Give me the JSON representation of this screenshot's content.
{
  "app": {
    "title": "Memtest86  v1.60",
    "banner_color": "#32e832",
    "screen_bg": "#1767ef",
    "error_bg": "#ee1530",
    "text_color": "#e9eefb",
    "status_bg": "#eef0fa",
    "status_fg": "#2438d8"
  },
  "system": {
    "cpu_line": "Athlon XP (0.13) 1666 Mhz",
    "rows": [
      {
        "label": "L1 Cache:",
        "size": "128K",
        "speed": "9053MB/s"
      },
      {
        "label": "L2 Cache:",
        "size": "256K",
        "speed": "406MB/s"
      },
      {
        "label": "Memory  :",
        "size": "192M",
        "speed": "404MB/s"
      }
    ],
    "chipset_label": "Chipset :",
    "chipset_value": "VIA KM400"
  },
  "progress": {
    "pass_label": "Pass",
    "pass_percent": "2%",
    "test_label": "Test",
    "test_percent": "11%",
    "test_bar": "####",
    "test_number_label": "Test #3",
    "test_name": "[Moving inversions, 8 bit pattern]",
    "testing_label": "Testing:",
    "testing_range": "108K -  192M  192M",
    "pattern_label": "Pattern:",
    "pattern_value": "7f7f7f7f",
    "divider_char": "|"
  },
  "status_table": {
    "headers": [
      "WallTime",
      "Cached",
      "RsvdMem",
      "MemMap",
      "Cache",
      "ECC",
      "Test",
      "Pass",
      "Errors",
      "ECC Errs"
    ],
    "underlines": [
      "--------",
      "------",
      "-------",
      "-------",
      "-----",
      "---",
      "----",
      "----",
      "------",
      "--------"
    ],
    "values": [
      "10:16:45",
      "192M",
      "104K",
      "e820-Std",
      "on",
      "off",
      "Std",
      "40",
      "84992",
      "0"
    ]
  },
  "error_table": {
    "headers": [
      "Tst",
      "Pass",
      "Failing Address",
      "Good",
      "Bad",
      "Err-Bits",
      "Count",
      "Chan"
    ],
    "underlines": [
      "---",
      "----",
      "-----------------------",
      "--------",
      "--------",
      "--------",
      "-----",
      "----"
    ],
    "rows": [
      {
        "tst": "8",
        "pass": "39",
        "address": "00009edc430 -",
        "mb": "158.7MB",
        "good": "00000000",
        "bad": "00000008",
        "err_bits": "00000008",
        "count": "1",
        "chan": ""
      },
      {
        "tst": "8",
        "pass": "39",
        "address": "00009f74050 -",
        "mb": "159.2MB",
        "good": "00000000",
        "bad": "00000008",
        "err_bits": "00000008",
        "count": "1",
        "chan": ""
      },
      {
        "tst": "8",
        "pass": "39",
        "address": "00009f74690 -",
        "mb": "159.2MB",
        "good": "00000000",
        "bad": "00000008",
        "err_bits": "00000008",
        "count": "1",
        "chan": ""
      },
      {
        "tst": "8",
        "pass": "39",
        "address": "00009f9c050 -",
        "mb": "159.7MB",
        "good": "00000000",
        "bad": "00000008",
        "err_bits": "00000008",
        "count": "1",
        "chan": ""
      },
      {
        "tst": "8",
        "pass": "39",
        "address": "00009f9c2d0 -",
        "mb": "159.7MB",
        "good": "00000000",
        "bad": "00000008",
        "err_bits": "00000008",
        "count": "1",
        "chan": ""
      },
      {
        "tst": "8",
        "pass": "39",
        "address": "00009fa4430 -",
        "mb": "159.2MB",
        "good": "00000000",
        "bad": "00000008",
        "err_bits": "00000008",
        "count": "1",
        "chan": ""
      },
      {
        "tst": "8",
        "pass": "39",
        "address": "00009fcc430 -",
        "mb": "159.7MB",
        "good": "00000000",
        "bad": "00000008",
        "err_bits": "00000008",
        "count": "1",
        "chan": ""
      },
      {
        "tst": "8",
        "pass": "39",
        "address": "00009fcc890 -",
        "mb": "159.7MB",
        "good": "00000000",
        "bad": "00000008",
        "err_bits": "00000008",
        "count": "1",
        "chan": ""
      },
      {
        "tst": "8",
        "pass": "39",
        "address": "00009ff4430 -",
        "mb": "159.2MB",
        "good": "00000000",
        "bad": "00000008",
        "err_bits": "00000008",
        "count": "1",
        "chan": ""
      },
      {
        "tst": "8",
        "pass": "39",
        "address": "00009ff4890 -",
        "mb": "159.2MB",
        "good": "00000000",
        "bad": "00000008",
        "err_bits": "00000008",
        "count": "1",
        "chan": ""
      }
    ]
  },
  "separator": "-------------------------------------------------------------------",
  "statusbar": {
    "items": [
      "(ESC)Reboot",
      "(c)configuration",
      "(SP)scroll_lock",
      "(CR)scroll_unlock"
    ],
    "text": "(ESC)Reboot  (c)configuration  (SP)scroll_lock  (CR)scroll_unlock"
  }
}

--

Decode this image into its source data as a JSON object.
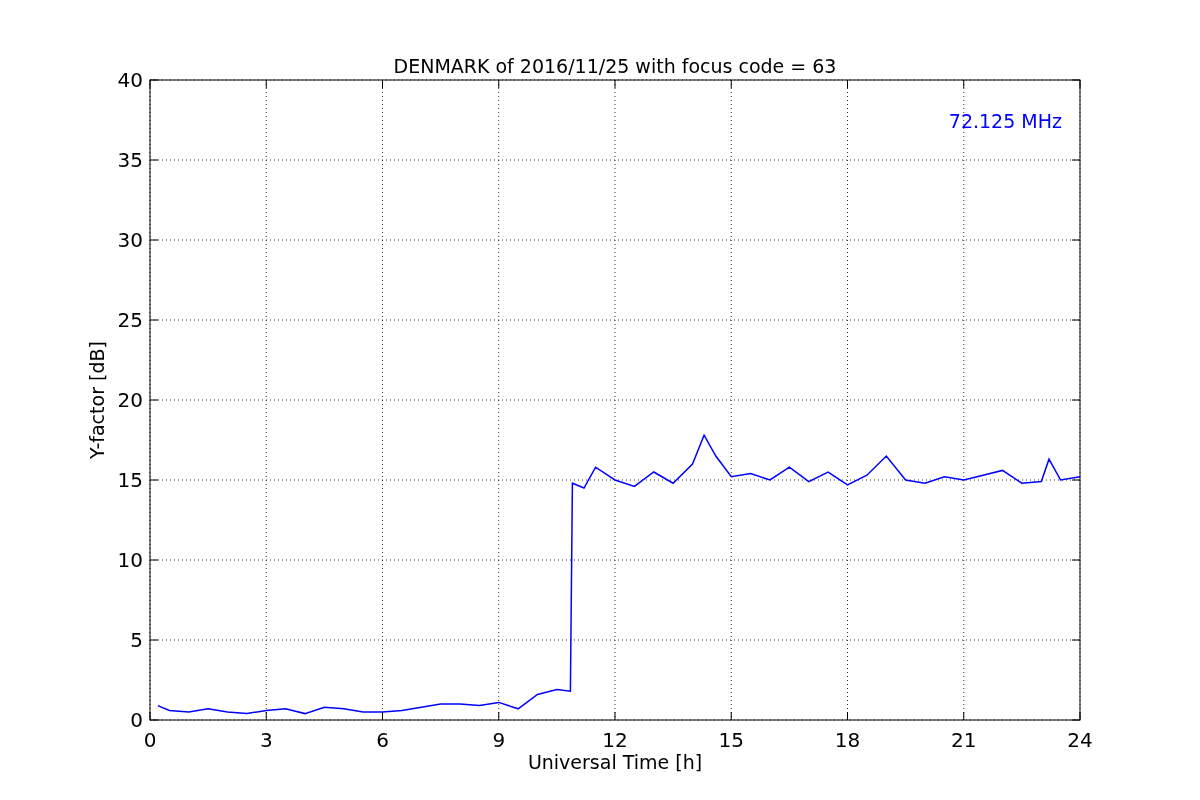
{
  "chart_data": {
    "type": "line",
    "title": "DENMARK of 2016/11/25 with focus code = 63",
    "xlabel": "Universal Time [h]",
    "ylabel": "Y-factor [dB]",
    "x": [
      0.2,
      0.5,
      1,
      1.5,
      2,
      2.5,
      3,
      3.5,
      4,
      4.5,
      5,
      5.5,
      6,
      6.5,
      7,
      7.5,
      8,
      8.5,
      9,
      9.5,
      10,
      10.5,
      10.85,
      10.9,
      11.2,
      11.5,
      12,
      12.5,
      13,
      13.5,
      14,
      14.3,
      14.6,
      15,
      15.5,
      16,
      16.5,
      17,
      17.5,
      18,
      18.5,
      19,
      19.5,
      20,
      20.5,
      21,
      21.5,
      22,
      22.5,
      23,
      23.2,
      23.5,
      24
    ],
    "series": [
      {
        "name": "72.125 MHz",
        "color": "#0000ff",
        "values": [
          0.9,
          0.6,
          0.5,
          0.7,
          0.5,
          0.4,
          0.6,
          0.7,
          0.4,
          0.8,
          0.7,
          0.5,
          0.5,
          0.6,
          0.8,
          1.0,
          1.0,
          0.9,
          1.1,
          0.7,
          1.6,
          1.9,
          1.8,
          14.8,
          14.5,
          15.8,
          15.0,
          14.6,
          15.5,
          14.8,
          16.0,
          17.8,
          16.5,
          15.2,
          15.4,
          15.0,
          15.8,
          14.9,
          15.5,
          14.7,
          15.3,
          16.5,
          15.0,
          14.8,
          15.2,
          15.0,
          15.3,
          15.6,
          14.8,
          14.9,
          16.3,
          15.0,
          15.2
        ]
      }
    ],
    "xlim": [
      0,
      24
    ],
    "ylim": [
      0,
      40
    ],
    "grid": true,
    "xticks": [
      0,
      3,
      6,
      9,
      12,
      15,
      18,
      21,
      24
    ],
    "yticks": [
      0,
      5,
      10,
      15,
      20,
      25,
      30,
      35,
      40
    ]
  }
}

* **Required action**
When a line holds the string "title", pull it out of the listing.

* **Solution for this task**
    "title": "Memtest86  v1.60",
    "title": "DENMARK of 2016/11/25 with focus code = 63",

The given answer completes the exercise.